Search the entries for lines that contain the word "them", and report each one found.

INPUT MATERIAL below:

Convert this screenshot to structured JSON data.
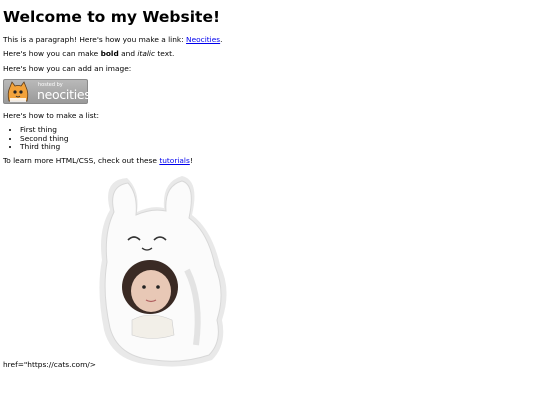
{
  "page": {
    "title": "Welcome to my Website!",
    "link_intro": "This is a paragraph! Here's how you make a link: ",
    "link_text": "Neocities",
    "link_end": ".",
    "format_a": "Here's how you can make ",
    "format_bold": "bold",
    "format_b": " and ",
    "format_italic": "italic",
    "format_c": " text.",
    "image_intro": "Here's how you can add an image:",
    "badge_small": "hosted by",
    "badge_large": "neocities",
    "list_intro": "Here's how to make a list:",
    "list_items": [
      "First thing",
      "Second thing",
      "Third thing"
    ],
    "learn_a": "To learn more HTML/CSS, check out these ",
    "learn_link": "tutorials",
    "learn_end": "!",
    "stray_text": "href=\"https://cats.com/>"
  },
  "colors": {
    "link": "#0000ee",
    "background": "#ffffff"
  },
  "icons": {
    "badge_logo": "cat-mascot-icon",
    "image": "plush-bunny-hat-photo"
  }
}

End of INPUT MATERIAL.
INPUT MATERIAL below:

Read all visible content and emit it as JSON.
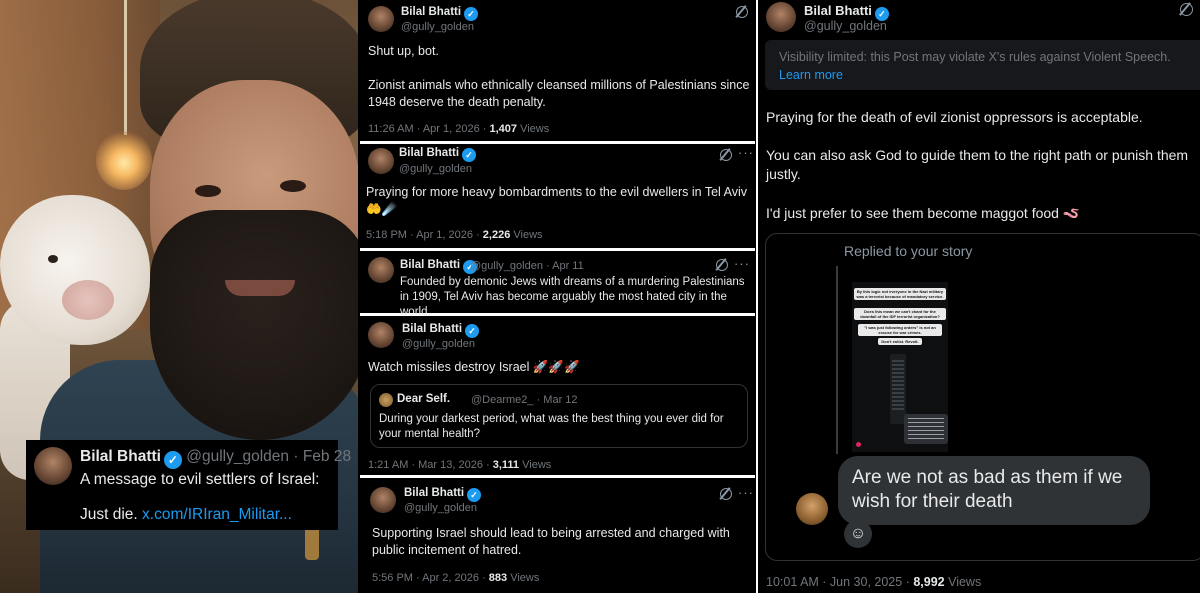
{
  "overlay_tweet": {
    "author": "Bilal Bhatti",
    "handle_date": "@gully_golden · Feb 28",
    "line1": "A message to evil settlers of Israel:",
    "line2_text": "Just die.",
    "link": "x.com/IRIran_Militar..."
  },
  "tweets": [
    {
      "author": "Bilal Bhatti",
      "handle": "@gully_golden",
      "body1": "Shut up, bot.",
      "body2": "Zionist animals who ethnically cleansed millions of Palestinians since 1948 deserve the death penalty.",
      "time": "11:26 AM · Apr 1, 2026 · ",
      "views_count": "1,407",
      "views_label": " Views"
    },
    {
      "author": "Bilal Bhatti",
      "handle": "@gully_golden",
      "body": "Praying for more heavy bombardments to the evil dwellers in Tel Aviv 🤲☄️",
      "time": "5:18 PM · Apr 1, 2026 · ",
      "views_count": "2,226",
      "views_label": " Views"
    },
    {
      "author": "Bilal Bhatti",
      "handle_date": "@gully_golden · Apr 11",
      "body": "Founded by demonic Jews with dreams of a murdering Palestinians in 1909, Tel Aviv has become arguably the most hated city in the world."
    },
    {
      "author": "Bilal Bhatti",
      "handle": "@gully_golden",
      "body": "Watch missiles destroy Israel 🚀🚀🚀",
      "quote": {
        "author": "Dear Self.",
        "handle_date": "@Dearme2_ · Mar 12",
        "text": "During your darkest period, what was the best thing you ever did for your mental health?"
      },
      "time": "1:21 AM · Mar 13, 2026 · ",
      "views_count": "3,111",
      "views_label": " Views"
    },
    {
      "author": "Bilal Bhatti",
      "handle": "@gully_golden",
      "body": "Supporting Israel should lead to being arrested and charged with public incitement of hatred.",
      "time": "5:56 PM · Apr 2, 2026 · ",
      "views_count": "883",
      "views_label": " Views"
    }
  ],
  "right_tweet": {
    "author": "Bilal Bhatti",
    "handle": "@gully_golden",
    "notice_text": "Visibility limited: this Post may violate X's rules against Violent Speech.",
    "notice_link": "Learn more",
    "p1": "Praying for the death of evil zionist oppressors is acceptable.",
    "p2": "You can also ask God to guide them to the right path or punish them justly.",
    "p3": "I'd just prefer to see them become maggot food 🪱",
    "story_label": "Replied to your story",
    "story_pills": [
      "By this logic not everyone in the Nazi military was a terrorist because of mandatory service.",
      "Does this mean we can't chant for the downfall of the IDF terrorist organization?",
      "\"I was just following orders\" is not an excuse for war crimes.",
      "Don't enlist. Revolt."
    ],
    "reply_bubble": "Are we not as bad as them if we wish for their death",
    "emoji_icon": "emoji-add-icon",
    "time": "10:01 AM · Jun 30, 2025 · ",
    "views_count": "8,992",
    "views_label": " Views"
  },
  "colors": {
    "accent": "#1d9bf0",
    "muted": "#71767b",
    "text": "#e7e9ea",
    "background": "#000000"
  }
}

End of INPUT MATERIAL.

TASK OUTPUT:
    "p2": "You can also ask God to guide them to the right path or punish them justly.",
    "p3": "I'd just prefer to see them become maggot food 🪱",
    "reply_bubble": "Are we not as bad as them if we wish for their death",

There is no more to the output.